2. Setting 2030 targets for the “power” and “oil and gas” sectors
MUFG set the 2030 target in the (1) “power” and (2) “oil and gas” sectors toward net-zero portfolio emissions in 2050, which made them the first Japanese megabanks to announce such targets. However, the emission reduction target for the power sector is the “intensity” target, reduced from “349gCO2e/kWh to 156-192gCO2e/kWh”. It is insufficient because fossil energy electricity can increase with the intensity target. Therefore, it is necessary to set a reduction target in absolute amounts. MUFG claims that emission reduction targets for the oil and gas sector, which is to “reduce absolute emissions by 15%-28% from 83MtCO2e baseline”, is consistent with the IEA’s 2 °C and 1.5 °C scenarios. We believe the IEA scenarios largely rely on offset technology, and 15-28% reduction is not enough. As was emphasized again at COP 26, the world needs to halve emissions by 2030.2 In addition, the scope is limited to “upstream production business”, and support for fossil fuel infrastructure such as oil/gas pipelines, LNG terminals, and oil/gas-fired power plants is not covered in this target. These middle and downstream sectors should also be included.
3. Revision of coal mining sector policy
The revised policy ruled out financing for “new thermal coal mining projects for power generation”. However, there are still loopholes, such as the expansion of existing projects and corporate finance for coal mining companies, which are inconsistent with the 1.5 °C target. For example, MUFG can continue to fund pure-play coal mining companies such as White Haven Coal in Australia and Adaro Energy in Indonesia, which have expansion plans in the coal mining sector.
We should also note that Mizuho Financial Group announced a similar policy one year ago.
4. Addition of oil and gas (shale oil and gas, pipeline) sector
In addition to the current “oil sand” and “development of the Arctic” in the oil and gas sector, “shale oil and gas” and “pipeline” have been newly added to “transactions of high caution”. However, they are limited to assessing the impact of environmental and social risks and do not ban financing for those sectors. Thus, it is far behind overseas financial institutions with such restriction policies for unconventional and conventional oil and gas sectors.3
Eri Watanabe, Senior Finance Campaigner, 350.org Japan
“The day before the policy announcement, a new NGO research revealed that the MUFG is the world’s 6th and the worst Asian fossil bank since the Paris Agreement.4 Despite some progress made in this announcement, vast loopholes and late deadlines remain, which makes it inconsistent with the 1.5 °C target. MUFG became the first Japanese megabank to announce its 2030 emission reduction targets for the power and oil and gas sectors. However, they are also insufficient to meet the 1.5 °C target, and upgrading its targets is necessary. There is no room for new fossil fuel infrastructure development and expansion of existing projects if humankind is serious about tackling the climate crisis. Banks like MUFG should urgently put forth a policy that rigorously stops financing such businesses and the companies that promote new and expansion of fossil fuel projects.”
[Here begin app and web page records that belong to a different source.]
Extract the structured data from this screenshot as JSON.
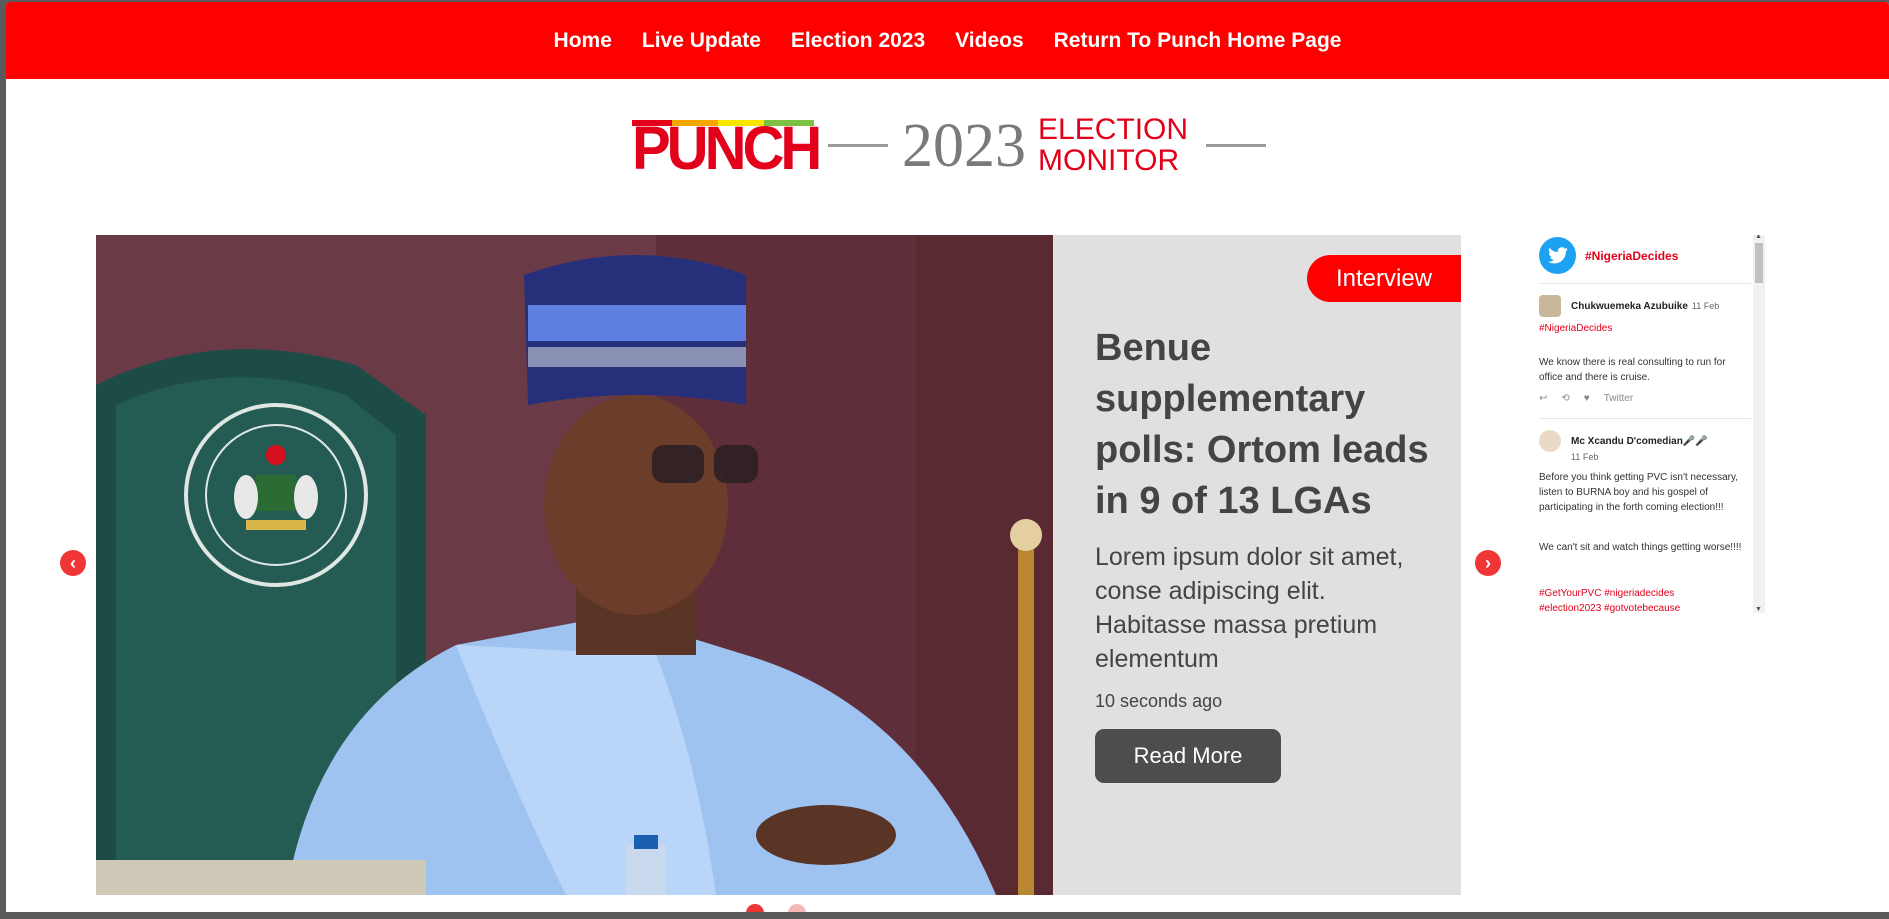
{
  "nav": {
    "items": [
      "Home",
      "Live Update",
      "Election 2023",
      "Videos",
      "Return To Punch Home Page"
    ]
  },
  "logo": {
    "brand": "PUNCH",
    "year": "2023",
    "line1": "ELECTION",
    "line2": "MONITOR"
  },
  "slide": {
    "tag": "Interview",
    "headline": "Benue supplementary polls: Ortom leads in 9 of 13 LGAs",
    "excerpt": "Lorem ipsum dolor sit amet, conse adipiscing elit. Habitasse massa pretium elementum",
    "time": "10 seconds ago",
    "read_more": "Read More"
  },
  "slider": {
    "prev_glyph": "‹",
    "next_glyph": "›",
    "dots": 2,
    "active_dot": 0
  },
  "twitter": {
    "hashtag": "#NigeriaDecides",
    "tweets": [
      {
        "author": "Chukwuemeka Azubuike",
        "date": "11 Feb",
        "hashtag": "#NigeriaDecides",
        "text": "We know there is real consulting to run for office and there is cruise.",
        "source": "Twitter"
      },
      {
        "author": "Mc Xcandu D'comedian🎤🎤",
        "date": "11 Feb",
        "text1": "Before you think getting PVC isn't necessary, listen to BURNA boy and his gospel of participating in the forth coming election!!!",
        "text2": "We can't sit and watch things getting worse!!!!",
        "hashtags": "#GetYourPVC #nigeriadecides",
        "hashtags_more": "#election2023 #gotvotebecause"
      }
    ]
  },
  "colors": {
    "brand_red": "#fe0000",
    "panel_gray": "#e0e0e0",
    "button_dark": "#4d4d4d"
  },
  "icons": [
    "twitter-bird-icon",
    "chevron-left-icon",
    "chevron-right-icon",
    "reply-icon",
    "retweet-icon",
    "heart-icon"
  ]
}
Yuki Tanabe, Program Director, Japan Center for a Sustainable Environment and Society (JACSES)
“On March 31, the day before the announcement of this policy, it was reported that MUFG Bank, through its subsidiary, Bank of Ayudhya (locally known as Krungsri), signed a loan agreement for the Hin Kong gas-fired power project planned in Thailand. Yesterday’s financing decision has overwhelmed today’s announcement of policy and target enhancements. It has spotlighted the announced policy on the oil and gas sector as inadequate to meet the goals of the Paris Agreement. It is necessary to stop financing new oil and gas projects as soon as possible. “
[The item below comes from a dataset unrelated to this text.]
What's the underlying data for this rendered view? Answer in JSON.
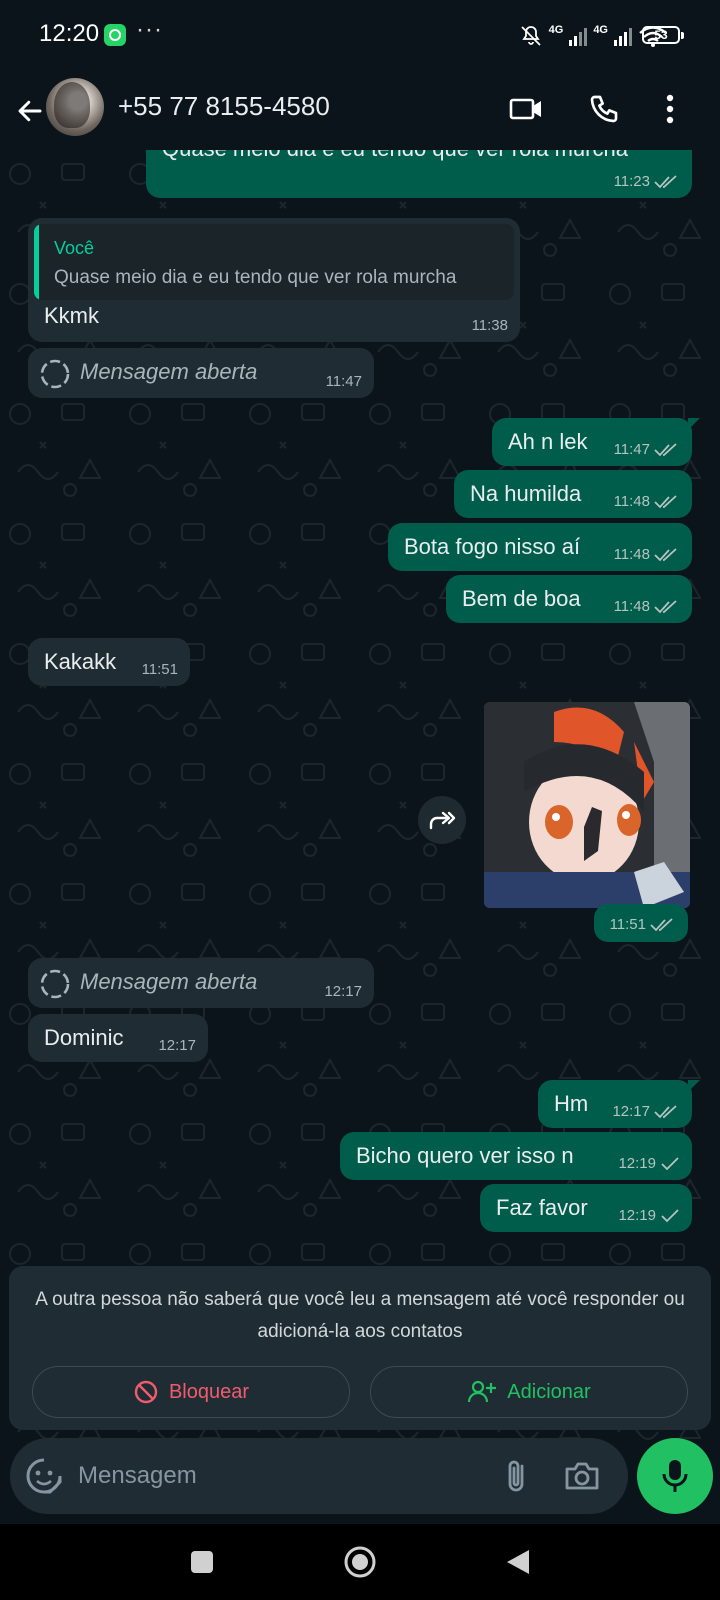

Eri Watanabe, 350.org Japan Email: email@example.com
Drue Slatter, 350.org Asia Email: firstname.lastname@example.org